Collected data entries

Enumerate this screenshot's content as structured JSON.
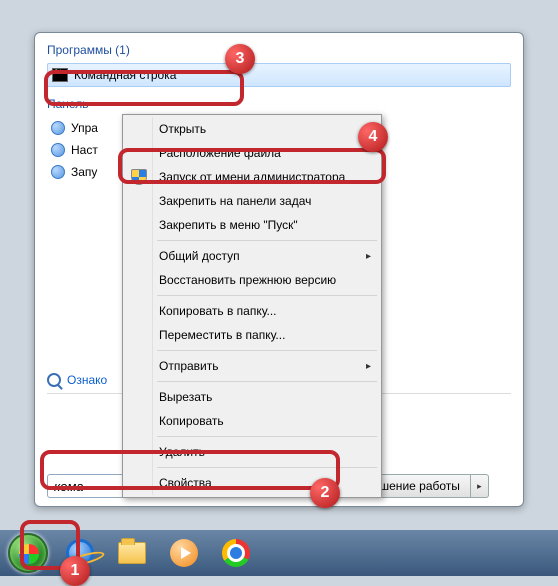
{
  "groups": {
    "programs_title": "Программы (1)",
    "panel_title": "Панель"
  },
  "result": {
    "cmd_label": "Командная строка"
  },
  "panel_items": [
    "Упра",
    "Наст",
    "Запу"
  ],
  "see_more": "Ознако",
  "search": {
    "value": "кома",
    "clear": "×"
  },
  "shutdown": {
    "label": "Завершение работы",
    "arrow": "▸"
  },
  "context_menu": {
    "open": "Открыть",
    "open_location": "Расположение файла",
    "run_as_admin": "Запуск от имени администратора",
    "pin_taskbar": "Закрепить на панели задач",
    "pin_start": "Закрепить в меню \"Пуск\"",
    "share": "Общий доступ",
    "restore_prev": "Восстановить прежнюю версию",
    "copy_to_folder": "Копировать в папку...",
    "move_to_folder": "Переместить в папку...",
    "send_to": "Отправить",
    "cut": "Вырезать",
    "copy": "Копировать",
    "delete": "Удалить",
    "properties": "Свойства",
    "arrow": "▸"
  },
  "badges": {
    "b1": "1",
    "b2": "2",
    "b3": "3",
    "b4": "4"
  }
}
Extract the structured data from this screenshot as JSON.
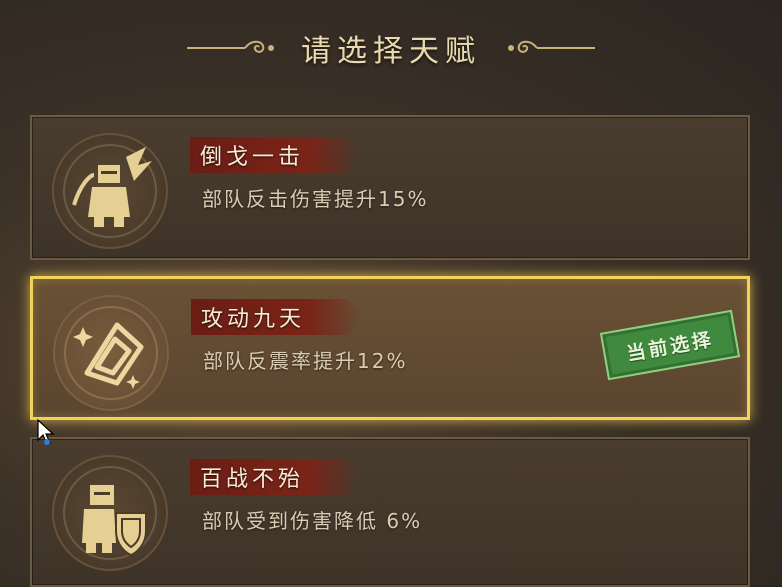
{
  "header": {
    "title": "请选择天赋"
  },
  "talents": [
    {
      "name": "倒戈一击",
      "description": "部队反击伤害提升15%",
      "selected": false,
      "icon": "knight-counter-icon"
    },
    {
      "name": "攻动九天",
      "description": "部队反震率提升12%",
      "selected": true,
      "icon": "spiral-shield-icon"
    },
    {
      "name": "百战不殆",
      "description": "部队受到伤害降低 6%",
      "selected": false,
      "icon": "knight-shield-icon"
    }
  ],
  "current_selection_label": "当前选择",
  "colors": {
    "gold": "#f2d35a",
    "title_text": "#ead9ae",
    "name_banner": "#7a2418",
    "stamp_green": "#3f8a3e"
  }
}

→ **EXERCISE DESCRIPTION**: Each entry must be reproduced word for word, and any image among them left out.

→ **RESPONSE BOX**:
Enumerate this screenshot's content as structured JSON.
{
  "groups": {
    "programs_title": "Программы (1)",
    "panel_title": "Панель"
  },
  "result": {
    "cmd_label": "Командная строка"
  },
  "panel_items": [
    "Упра",
    "Наст",
    "Запу"
  ],
  "see_more": "Ознако",
  "search": {
    "value": "кома",
    "clear": "×"
  },
  "shutdown": {
    "label": "Завершение работы",
    "arrow": "▸"
  },
  "context_menu": {
    "open": "Открыть",
    "open_location": "Расположение файла",
    "run_as_admin": "Запуск от имени администратора",
    "pin_taskbar": "Закрепить на панели задач",
    "pin_start": "Закрепить в меню \"Пуск\"",
    "share": "Общий доступ",
    "restore_prev": "Восстановить прежнюю версию",
    "copy_to_folder": "Копировать в папку...",
    "move_to_folder": "Переместить в папку...",
    "send_to": "Отправить",
    "cut": "Вырезать",
    "copy": "Копировать",
    "delete": "Удалить",
    "properties": "Свойства",
    "arrow": "▸"
  },
  "badges": {
    "b1": "1",
    "b2": "2",
    "b3": "3",
    "b4": "4"
  }
}
Extract the structured data from this screenshot as JSON.
{
  "header": {
    "title": "请选择天赋"
  },
  "talents": [
    {
      "name": "倒戈一击",
      "description": "部队反击伤害提升15%",
      "selected": false,
      "icon": "knight-counter-icon"
    },
    {
      "name": "攻动九天",
      "description": "部队反震率提升12%",
      "selected": true,
      "icon": "spiral-shield-icon"
    },
    {
      "name": "百战不殆",
      "description": "部队受到伤害降低 6%",
      "selected": false,
      "icon": "knight-shield-icon"
    }
  ],
  "current_selection_label": "当前选择",
  "colors": {
    "gold": "#f2d35a",
    "title_text": "#ead9ae",
    "name_banner": "#7a2418",
    "stamp_green": "#3f8a3e"
  }
}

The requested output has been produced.